}

In the code example, the library must check for new contexts and load modules into them explicitly. It also must maintain state to check if the module is already loaded into the context. 

Ideally, the state can be freed after the context is destroyed. However, this is not possible if the library has no control over the lifetime of contexts. 

This means that the freeing of resources must be delayed until library deinitialization. This not only increases code complexity, but it also causes the library to hold on to resources longer than it must, potentially denying another portion of the application from using that memory.

Another alternative is for libraries and frameworks to force additional constraints on the users to ensure that they have sufficient control over resource allocation and cleanup.

Context-independent loading

CUDA 12.0 introduces context-independent loading with the addition of the cuLibrary* and cuKernel* APIs, which solve these problems. With context-independent loading, the loading and unloading of modules into each CUDA context is done automatically by the CUDA driver as contexts are created and destroyed by the application.

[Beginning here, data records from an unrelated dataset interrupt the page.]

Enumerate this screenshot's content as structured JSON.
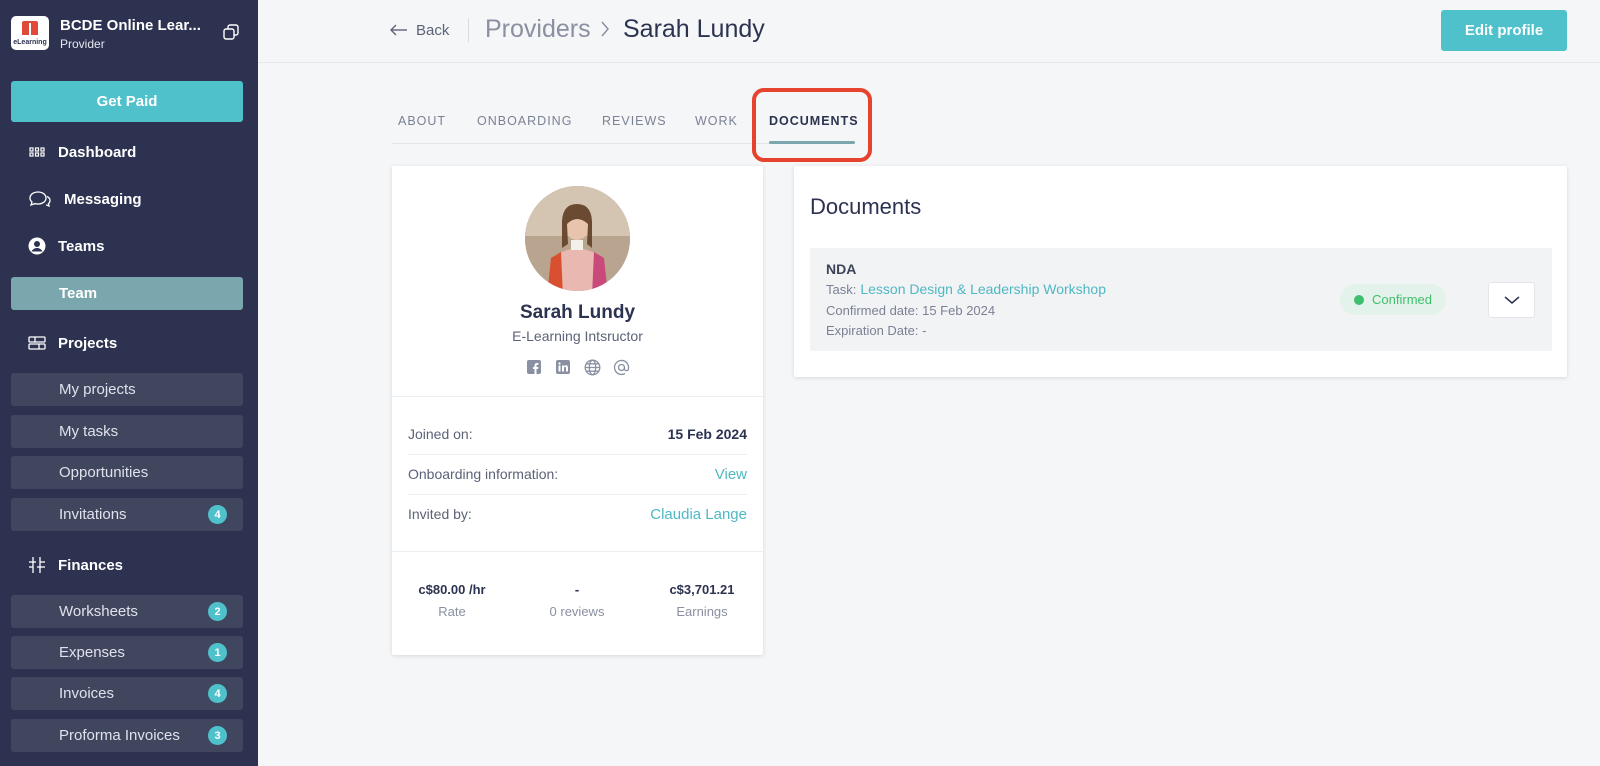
{
  "sidebar": {
    "brand": {
      "name": "BCDE Online Lear...",
      "role": "Provider",
      "logo_text": "eLearning"
    },
    "get_paid": "Get Paid",
    "sections": {
      "dashboard": "Dashboard",
      "messaging": "Messaging",
      "teams": "Teams",
      "projects": "Projects",
      "finances": "Finances"
    },
    "teams_items": [
      {
        "label": "Team"
      }
    ],
    "projects_items": [
      {
        "label": "My projects"
      },
      {
        "label": "My tasks"
      },
      {
        "label": "Opportunities"
      },
      {
        "label": "Invitations",
        "badge": "4"
      }
    ],
    "finances_items": [
      {
        "label": "Worksheets",
        "badge": "2"
      },
      {
        "label": "Expenses",
        "badge": "1"
      },
      {
        "label": "Invoices",
        "badge": "4"
      },
      {
        "label": "Proforma Invoices",
        "badge": "3"
      }
    ]
  },
  "topbar": {
    "back": "Back",
    "breadcrumb_parent": "Providers",
    "breadcrumb_current": "Sarah Lundy",
    "edit_profile": "Edit profile"
  },
  "tabs": [
    {
      "label": "ABOUT"
    },
    {
      "label": "ONBOARDING"
    },
    {
      "label": "REVIEWS"
    },
    {
      "label": "WORK"
    },
    {
      "label": "DOCUMENTS",
      "active": true
    }
  ],
  "profile": {
    "name": "Sarah Lundy",
    "title": "E-Learning Intsructor",
    "rows": {
      "joined_label": "Joined on:",
      "joined_value": "15 Feb 2024",
      "onboarding_label": "Onboarding information:",
      "onboarding_link": "View",
      "invited_label": "Invited by:",
      "invited_link": "Claudia Lange"
    },
    "stats": {
      "rate_value": "c$80.00 /hr",
      "rate_label": "Rate",
      "reviews_value": "-",
      "reviews_label": "0 reviews",
      "earnings_value": "c$3,701.21",
      "earnings_label": "Earnings"
    }
  },
  "documents": {
    "title": "Documents",
    "item": {
      "name": "NDA",
      "task_label": "Task:",
      "task_link": "Lesson Design & Leadership Workshop",
      "confirmed": "Confirmed date: 15 Feb 2024",
      "expiration": "Expiration Date: -",
      "status": "Confirmed"
    }
  },
  "colors": {
    "accent": "#4fc1cb",
    "sidebar": "#2d3250",
    "active_nav": "#7aa6ad",
    "highlight": "#e5432d",
    "success": "#3fbf6d"
  }
}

// Load library
cuLibraryLoadFromFile(&library,“myModule.cubin”, …);
cuLibraryGetKernel(&kernel, library, “myKernel”);

// Launch kernel on the primary context of device 0
cuDevicePrimaryCtxRetain(&ctx0, device0);
cuLaunchKernel((CUkernel)kernel, …);

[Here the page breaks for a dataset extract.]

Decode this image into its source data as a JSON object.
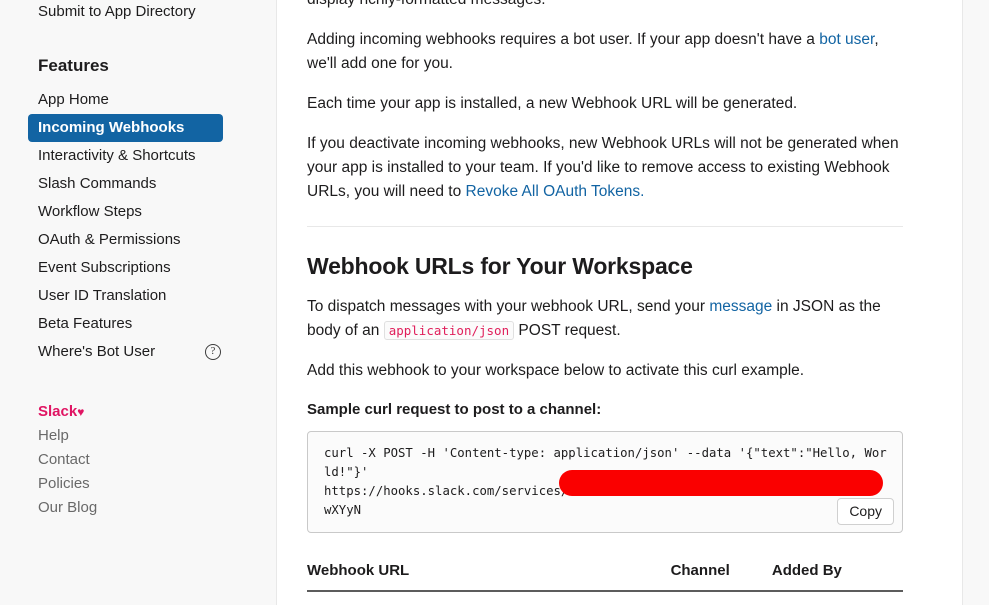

// Launch kernel on the primary context of device 1
cuDevicePrimaryCtxRetain(&ctx1, device1);
cuLaunchKernel((CUkernel)kernel, …);

// Unload library
cuLibraryUnload(library);

As shown in the code example, the cuLibraryLoadFromFile API takes care of loading the module when a context is created or initialized. In the example, this is done during cuDevicePrimaryCtxRetain

Moreover, you can now launch the kernels using the context-independent handle CUkernel, rather than having to maintain a per-context CUfunctioncuLibraryGetKernel retrieves a context-independent handle to the device function myKernel. The device function can then be launched with cuLaunchKernel by specifying the context-independent handle CUkernel. The CUDA driver takes care of launching the device function in the appropriate context based on the context that is active at that point.

Libraries and frameworks can now simply load and unload modules one time during initialization and deinitialization, respectively.

// Application code

libraryInitialize();
cuDevicePrimaryCtxRetain(&ctx0, device0);
libraryFunc();
cuDevicePrimaryCtxRetain(&ctx0, device1);
libraryFunc();
libraryDeinitialize();

// Library code

libraryInitialize() {
  cuLibraryLoadFromFile(&library,“myModule.cubin”, …);
  cuLibraryGetKernel(&kernel, library, “myKernel”);
}

libraryFunc() {
  cuLaunchKernel((CUkernel)kernel, …);
}

libraryDeinitialize() {
  cuLibraryUnload(library);
}

The library does not have to maintain and track per-context states anymore. The design of context-independent loading enables the CUDA driver to track modules and contexts and carry out the work of loading and unloading modules.

Accessing __managed__ variables

Managed variables can be referenced from both device and host code. For example, the address of a managed variable can be queried or it can be read or written directly from a device or host function. Unlike __device__ variables, which have the lifetime of a CUDA context in which it is created, __managed__ variables belonging to a module point to the same memory across all CUDA contexts or even devices. 

Before CUDA 12.0, there was no way to retrieve a handle through the driver API to a managed variable that would be unique across CUDA contexts. CUDA 12.0 introduces a new driver API cuLibraryGetManaged, which makes it possible to get a unique handle across CUDA contexts.

Get started with context-independent loading

In this post, we introduced new CUDA driver APIs that provide the ability to load device code independent of a CUDA context. We also discussed context-independent handles to launch kernels. Together, they provide a simpler way to load and execute code on the GPU in comparison to the traditional loading mechanisms, reducing code complexity and avoiding the need for maintaining per-context states. 

To start using these APIs, download the CUDA Driver and Toolkit version 12 or higher. For more information about the cuLibrary* and cuKernel* APIs, see the CUDA Driver API documentation.

Source:: NVIDIA